> **THE TASK**:
Give back the lines below verbatim, omitting all pictures.

╔══

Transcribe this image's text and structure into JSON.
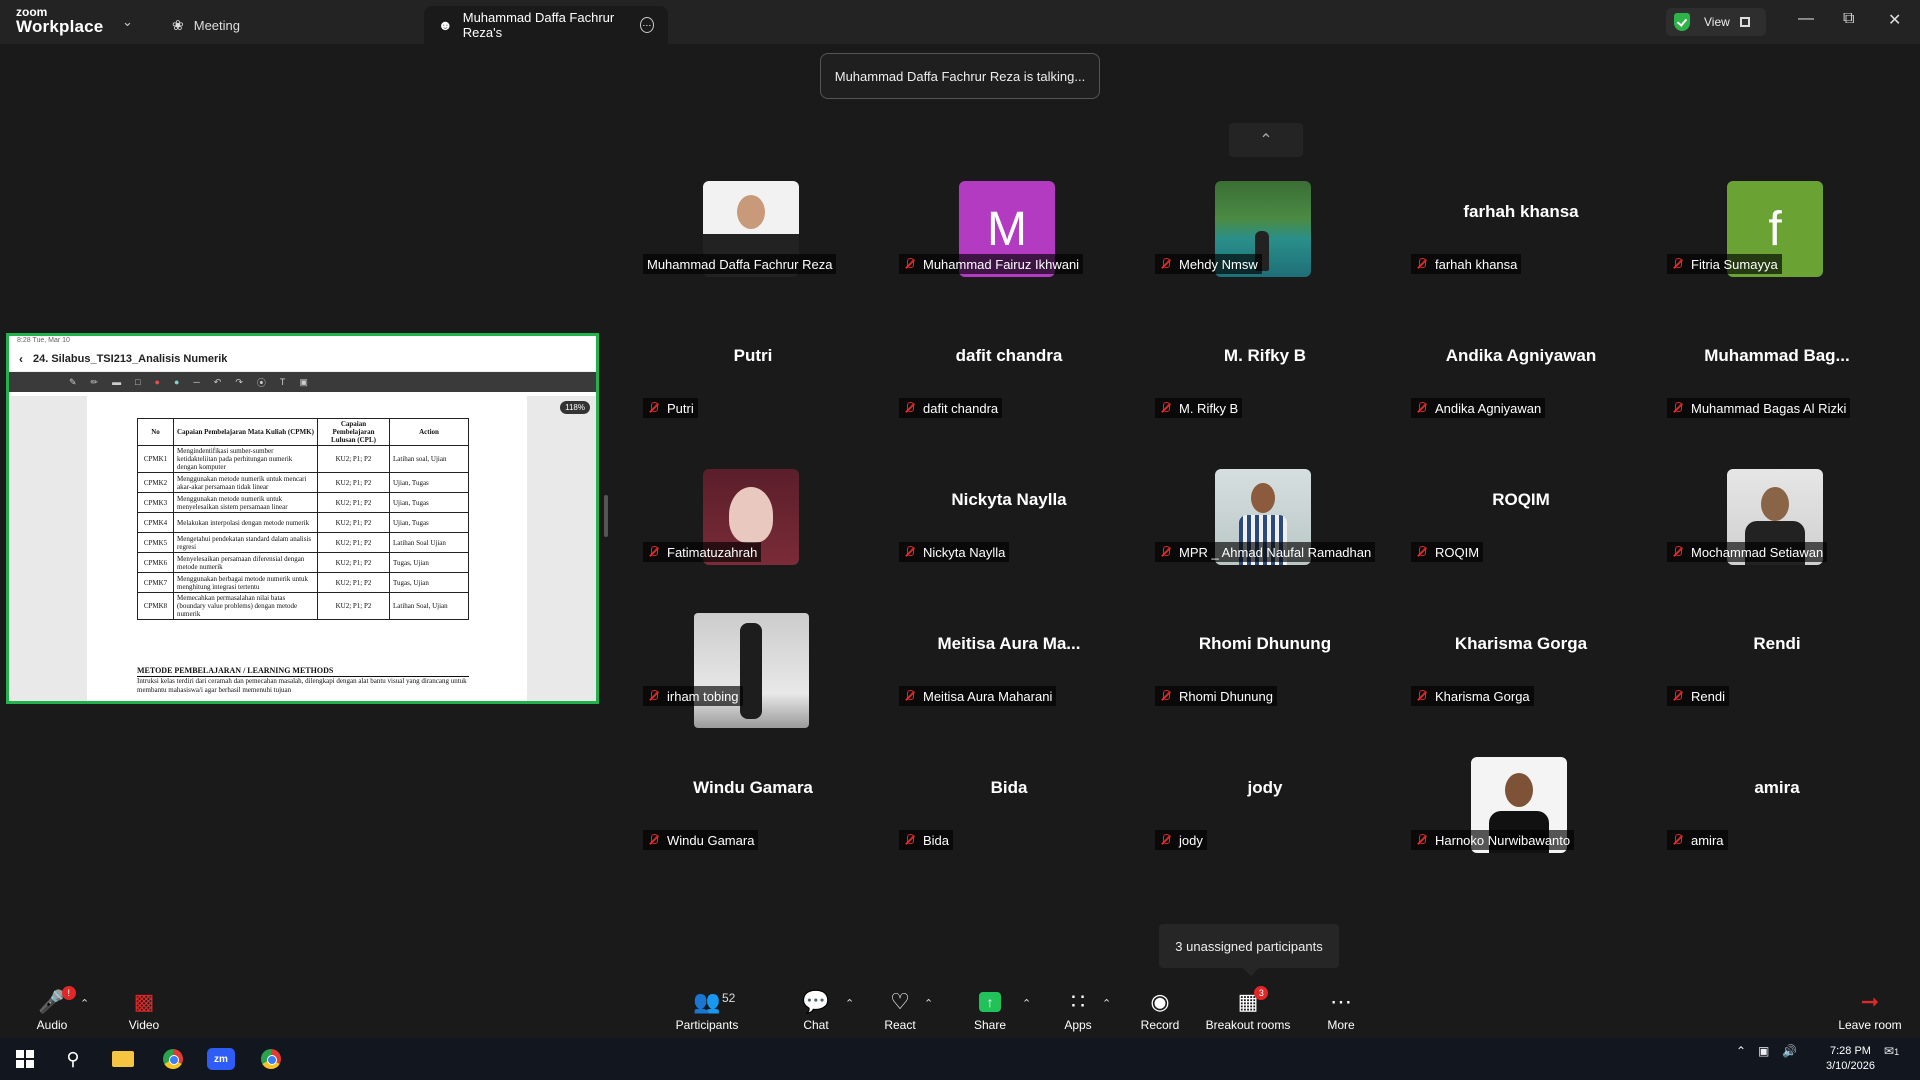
{
  "titlebar": {
    "logo_top": "zoom",
    "logo_bottom": "Workplace",
    "meeting_tab": "Meeting",
    "share_tab": "Muhammad Daffa Fachrur Reza's",
    "view_label": "View"
  },
  "toast": "Muhammad Daffa Fachrur Reza is talking...",
  "share": {
    "status": "8:28  Tue, Mar 10",
    "doc_title": "24. Silabus_TSI213_Analisis Numerik",
    "zoom_pill": "118%",
    "table": {
      "headers": [
        "No",
        "Capaian Pembelajaran Mata Kuliah (CPMK)",
        "Capaian Pembelajaran Lulusan (CPL)",
        "Action"
      ],
      "rows": [
        [
          "CPMK1",
          "Mengindentifikasi sumber-sumber ketidakteliitan pada perhitungan numerik dengan komputer",
          "KU2; P1; P2",
          "Latihan soal, Ujian"
        ],
        [
          "CPMK2",
          "Menggunakan metode numerik untuk mencari akar-akar persamaan tidak linear",
          "KU2; P1; P2",
          "Ujian, Tugas"
        ],
        [
          "CPMK3",
          "Menggunakan metode numerik untuk menyelesaikan sistem persamaan linear",
          "KU2; P1; P2",
          "Ujian, Tugas"
        ],
        [
          "CPMK4",
          "Melakukan interpolasi dengan metode numerik",
          "KU2; P1; P2",
          "Ujian, Tugas"
        ],
        [
          "CPMK5",
          "Mengetahui pendekatan standard dalam analisis regresi",
          "KU2; P1; P2",
          "Latihan Soal Ujian"
        ],
        [
          "CPMK6",
          "Menyelesaikan persamaan diferensial dengan metode numerik",
          "KU2; P1; P2",
          "Tugas, Ujian"
        ],
        [
          "CPMK7",
          "Menggunakan berbagai metode numerik untuk menghitung integrasi tertentu",
          "KU2; P1; P2",
          "Tugas, Ujian"
        ],
        [
          "CPMK8",
          "Memecahkan permasalahan nilai batas (boundary value problems) dengan metode numerik",
          "KU2; P1; P2",
          "Latihan Soal, Ujian"
        ]
      ]
    },
    "methods_heading": "METODE PEMBELAJARAN / LEARNING METHODS",
    "methods_text": "Intruksi kelas terdiri dari ceramah dan pemecahan masalah, dilengkapi dengan alat bantu visual yang dirancang untuk membantu mahasiswa/i agar berhasil memenuhi tujuan"
  },
  "participants": [
    {
      "name": "Muhammad Daffa Fachrur Reza",
      "display": "",
      "muted": false,
      "avatar": "photo",
      "photo": "suit"
    },
    {
      "name": "Muhammad Fairuz Ikhwani",
      "display": "",
      "muted": true,
      "avatar": "letter",
      "letter": "M",
      "color": "#b23bc2"
    },
    {
      "name": "Mehdy Nmsw",
      "display": "",
      "muted": true,
      "avatar": "photo",
      "photo": "lake"
    },
    {
      "name": "farhah khansa",
      "display": "farhah khansa",
      "muted": true,
      "avatar": "none"
    },
    {
      "name": "Fitria Sumayya",
      "display": "",
      "muted": true,
      "avatar": "letter",
      "letter": "f",
      "color": "#6aa334"
    },
    {
      "name": "Putri",
      "display": "Putri",
      "muted": true,
      "avatar": "none"
    },
    {
      "name": "dafit chandra",
      "display": "dafit chandra",
      "muted": true,
      "avatar": "none"
    },
    {
      "name": "M. Rifky B",
      "display": "M. Rifky B",
      "muted": true,
      "avatar": "none"
    },
    {
      "name": "Andika Agniyawan",
      "display": "Andika Agniyawan",
      "muted": true,
      "avatar": "none"
    },
    {
      "name": "Muhammad Bagas Al Rizki",
      "display": "Muhammad  Bag...",
      "muted": true,
      "avatar": "none"
    },
    {
      "name": "Fatimatuzahrah",
      "display": "",
      "muted": true,
      "avatar": "photo",
      "photo": "hijab"
    },
    {
      "name": "Nickyta Naylla",
      "display": "Nickyta Naylla",
      "muted": true,
      "avatar": "none"
    },
    {
      "name": "MPR _ Ahmad Naufal Ramadhan",
      "display": "",
      "muted": true,
      "avatar": "photo",
      "photo": "shirt"
    },
    {
      "name": "ROQIM",
      "display": "ROQIM",
      "muted": true,
      "avatar": "none"
    },
    {
      "name": "Mochammad Setiawan",
      "display": "",
      "muted": true,
      "avatar": "photo",
      "photo": "gray"
    },
    {
      "name": "irham tobing",
      "display": "",
      "muted": true,
      "avatar": "photo-wide",
      "photo": "stand"
    },
    {
      "name": "Meitisa Aura Maharani",
      "display": "Meitisa  Aura  Ma...",
      "muted": true,
      "avatar": "none"
    },
    {
      "name": "Rhomi Dhunung",
      "display": "Rhomi Dhunung",
      "muted": true,
      "avatar": "none"
    },
    {
      "name": "Kharisma Gorga",
      "display": "Kharisma Gorga",
      "muted": true,
      "avatar": "none"
    },
    {
      "name": "Rendi",
      "display": "Rendi",
      "muted": true,
      "avatar": "none"
    },
    {
      "name": "Windu Gamara",
      "display": "Windu Gamara",
      "muted": true,
      "avatar": "none"
    },
    {
      "name": "Bida",
      "display": "Bida",
      "muted": true,
      "avatar": "none"
    },
    {
      "name": "jody",
      "display": "jody",
      "muted": true,
      "avatar": "none"
    },
    {
      "name": "Harnoko Nurwibawanto",
      "display": "",
      "muted": true,
      "avatar": "photo",
      "photo": "white"
    },
    {
      "name": "amira",
      "display": "amira",
      "muted": true,
      "avatar": "none"
    }
  ],
  "unassigned": "3 unassigned participants",
  "toolbar": {
    "audio": "Audio",
    "video": "Video",
    "participants": "Participants",
    "participants_count": "52",
    "chat": "Chat",
    "react": "React",
    "share": "Share",
    "apps": "Apps",
    "record": "Record",
    "breakout": "Breakout rooms",
    "breakout_badge": "3",
    "more": "More",
    "leave": "Leave room"
  },
  "taskbar": {
    "time": "7:28 PM",
    "date": "3/10/2026",
    "notif_count": "1"
  },
  "colors": {
    "share_border": "#22b14c",
    "muted_mic": "#e02828",
    "share_button": "#22c25a"
  }
}
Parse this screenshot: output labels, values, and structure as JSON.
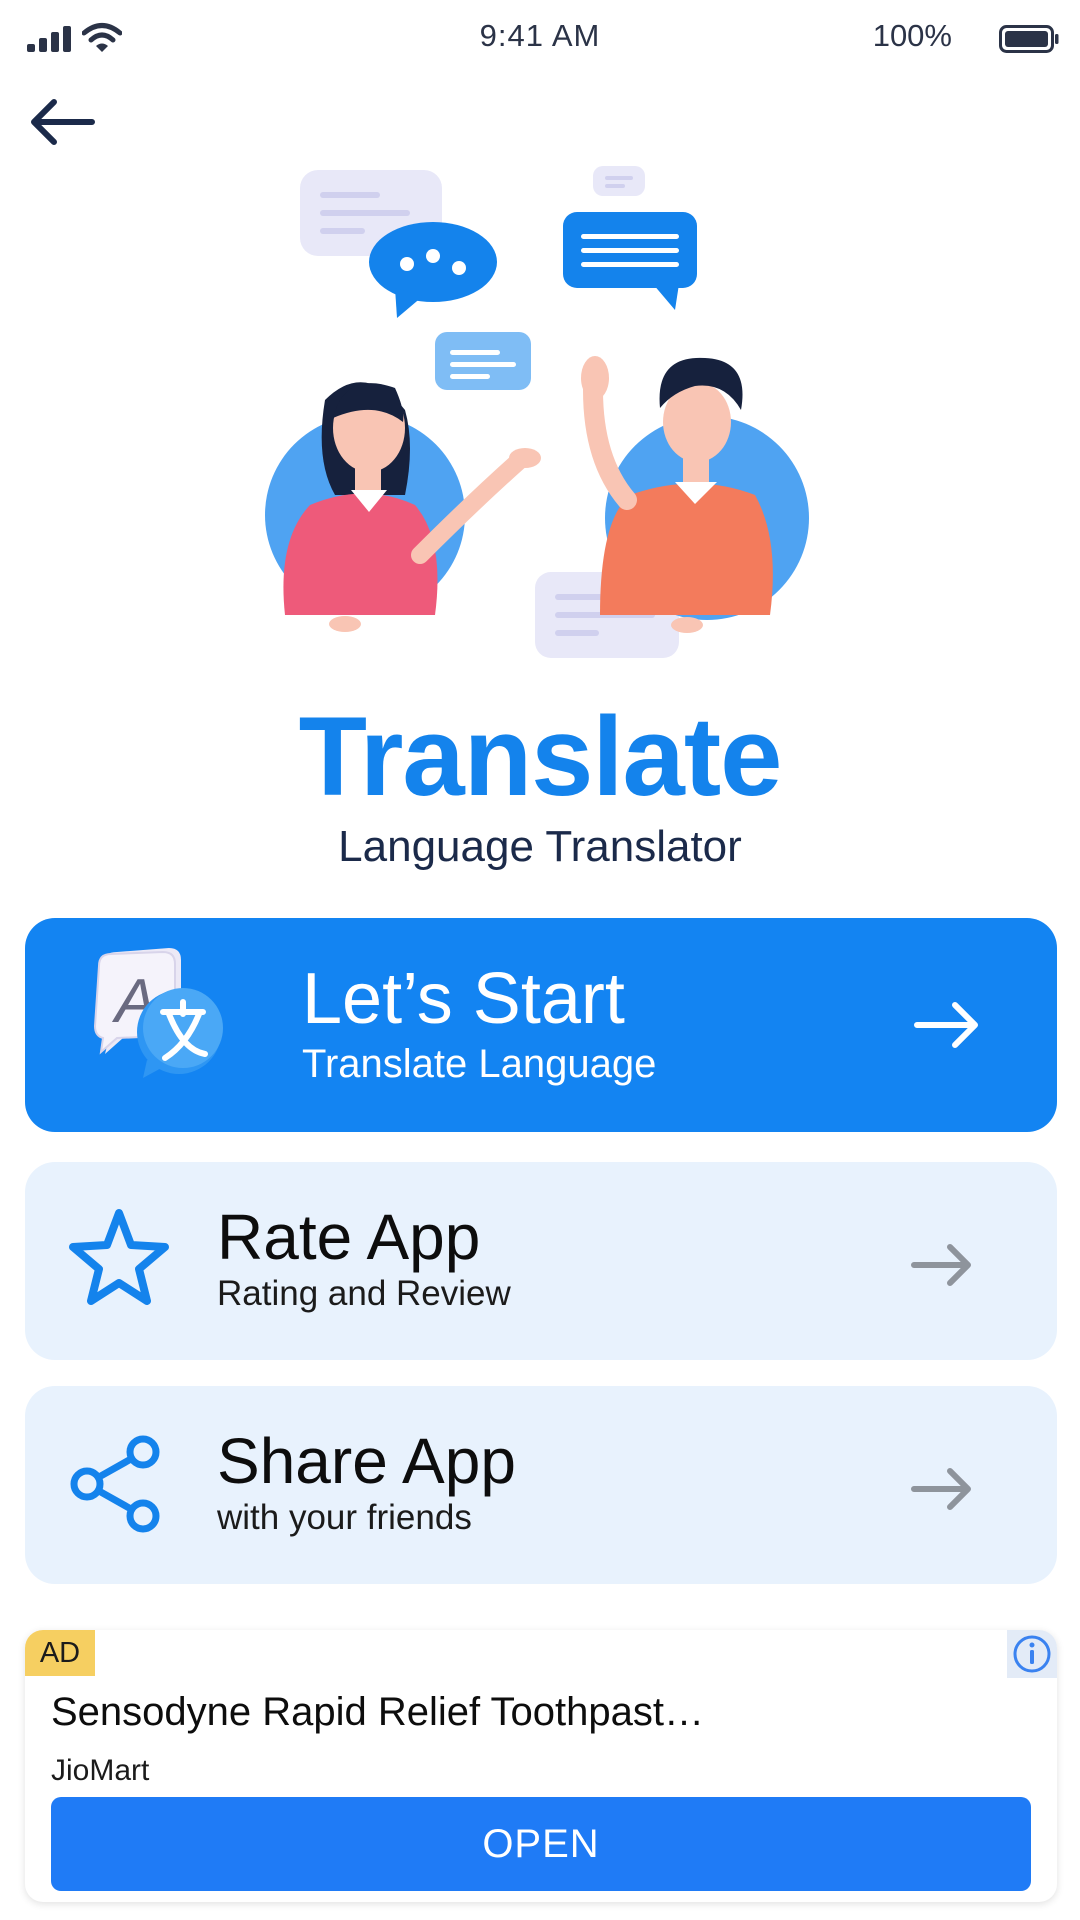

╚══

> **ANSWER SECTION**:
Transcribe this image's text and structure into JSON.
{
  "titlebar": {
    "logo_top": "zoom",
    "logo_bottom": "Workplace",
    "meeting_tab": "Meeting",
    "share_tab": "Muhammad Daffa Fachrur Reza's",
    "view_label": "View"
  },
  "toast": "Muhammad Daffa Fachrur Reza is talking...",
  "share": {
    "status": "8:28  Tue, Mar 10",
    "doc_title": "24. Silabus_TSI213_Analisis Numerik",
    "zoom_pill": "118%",
    "table": {
      "headers": [
        "No",
        "Capaian Pembelajaran Mata Kuliah (CPMK)",
        "Capaian Pembelajaran Lulusan (CPL)",
        "Action"
      ],
      "rows": [
        [
          "CPMK1",
          "Mengindentifikasi sumber-sumber ketidakteliitan pada perhitungan numerik dengan komputer",
          "KU2; P1; P2",
          "Latihan soal, Ujian"
        ],
        [
          "CPMK2",
          "Menggunakan metode numerik untuk mencari akar-akar persamaan tidak linear",
          "KU2; P1; P2",
          "Ujian, Tugas"
        ],
        [
          "CPMK3",
          "Menggunakan metode numerik untuk menyelesaikan sistem persamaan linear",
          "KU2; P1; P2",
          "Ujian, Tugas"
        ],
        [
          "CPMK4",
          "Melakukan interpolasi dengan metode numerik",
          "KU2; P1; P2",
          "Ujian, Tugas"
        ],
        [
          "CPMK5",
          "Mengetahui pendekatan standard dalam analisis regresi",
          "KU2; P1; P2",
          "Latihan Soal Ujian"
        ],
        [
          "CPMK6",
          "Menyelesaikan persamaan diferensial dengan metode numerik",
          "KU2; P1; P2",
          "Tugas, Ujian"
        ],
        [
          "CPMK7",
          "Menggunakan berbagai metode numerik untuk menghitung integrasi tertentu",
          "KU2; P1; P2",
          "Tugas, Ujian"
        ],
        [
          "CPMK8",
          "Memecahkan permasalahan nilai batas (boundary value problems) dengan metode numerik",
          "KU2; P1; P2",
          "Latihan Soal, Ujian"
        ]
      ]
    },
    "methods_heading": "METODE PEMBELAJARAN / LEARNING METHODS",
    "methods_text": "Intruksi kelas terdiri dari ceramah dan pemecahan masalah, dilengkapi dengan alat bantu visual yang dirancang untuk membantu mahasiswa/i agar berhasil memenuhi tujuan"
  },
  "participants": [
    {
      "name": "Muhammad Daffa Fachrur Reza",
      "display": "",
      "muted": false,
      "avatar": "photo",
      "photo": "suit"
    },
    {
      "name": "Muhammad Fairuz Ikhwani",
      "display": "",
      "muted": true,
      "avatar": "letter",
      "letter": "M",
      "color": "#b23bc2"
    },
    {
      "name": "Mehdy Nmsw",
      "display": "",
      "muted": true,
      "avatar": "photo",
      "photo": "lake"
    },
    {
      "name": "farhah khansa",
      "display": "farhah khansa",
      "muted": true,
      "avatar": "none"
    },
    {
      "name": "Fitria Sumayya",
      "display": "",
      "muted": true,
      "avatar": "letter",
      "letter": "f",
      "color": "#6aa334"
    },
    {
      "name": "Putri",
      "display": "Putri",
      "muted": true,
      "avatar": "none"
    },
    {
      "name": "dafit chandra",
      "display": "dafit chandra",
      "muted": true,
      "avatar": "none"
    },
    {
      "name": "M. Rifky B",
      "display": "M. Rifky B",
      "muted": true,
      "avatar": "none"
    },
    {
      "name": "Andika Agniyawan",
      "display": "Andika Agniyawan",
      "muted": true,
      "avatar": "none"
    },
    {
      "name": "Muhammad Bagas Al Rizki",
      "display": "Muhammad  Bag...",
      "muted": true,
      "avatar": "none"
    },
    {
      "name": "Fatimatuzahrah",
      "display": "",
      "muted": true,
      "avatar": "photo",
      "photo": "hijab"
    },
    {
      "name": "Nickyta Naylla",
      "display": "Nickyta Naylla",
      "muted": true,
      "avatar": "none"
    },
    {
      "name": "MPR _ Ahmad Naufal Ramadhan",
      "display": "",
      "muted": true,
      "avatar": "photo",
      "photo": "shirt"
    },
    {
      "name": "ROQIM",
      "display": "ROQIM",
      "muted": true,
      "avatar": "none"
    },
    {
      "name": "Mochammad Setiawan",
      "display": "",
      "muted": true,
      "avatar": "photo",
      "photo": "gray"
    },
    {
      "name": "irham tobing",
      "display": "",
      "muted": true,
      "avatar": "photo-wide",
      "photo": "stand"
    },
    {
      "name": "Meitisa Aura Maharani",
      "display": "Meitisa  Aura  Ma...",
      "muted": true,
      "avatar": "none"
    },
    {
      "name": "Rhomi Dhunung",
      "display": "Rhomi Dhunung",
      "muted": true,
      "avatar": "none"
    },
    {
      "name": "Kharisma Gorga",
      "display": "Kharisma Gorga",
      "muted": true,
      "avatar": "none"
    },
    {
      "name": "Rendi",
      "display": "Rendi",
      "muted": true,
      "avatar": "none"
    },
    {
      "name": "Windu Gamara",
      "display": "Windu Gamara",
      "muted": true,
      "avatar": "none"
    },
    {
      "name": "Bida",
      "display": "Bida",
      "muted": true,
      "avatar": "none"
    },
    {
      "name": "jody",
      "display": "jody",
      "muted": true,
      "avatar": "none"
    },
    {
      "name": "Harnoko Nurwibawanto",
      "display": "",
      "muted": true,
      "avatar": "photo",
      "photo": "white"
    },
    {
      "name": "amira",
      "display": "amira",
      "muted": true,
      "avatar": "none"
    }
  ],
  "unassigned": "3 unassigned participants",
  "toolbar": {
    "audio": "Audio",
    "video": "Video",
    "participants": "Participants",
    "participants_count": "52",
    "chat": "Chat",
    "react": "React",
    "share": "Share",
    "apps": "Apps",
    "record": "Record",
    "breakout": "Breakout rooms",
    "breakout_badge": "3",
    "more": "More",
    "leave": "Leave room"
  },
  "taskbar": {
    "time": "7:28 PM",
    "date": "3/10/2026",
    "notif_count": "1"
  },
  "colors": {
    "share_border": "#22b14c",
    "muted_mic": "#e02828",
    "share_button": "#22c25a"
  }
}
Parse this screenshot: output labels, values, and structure as JSON.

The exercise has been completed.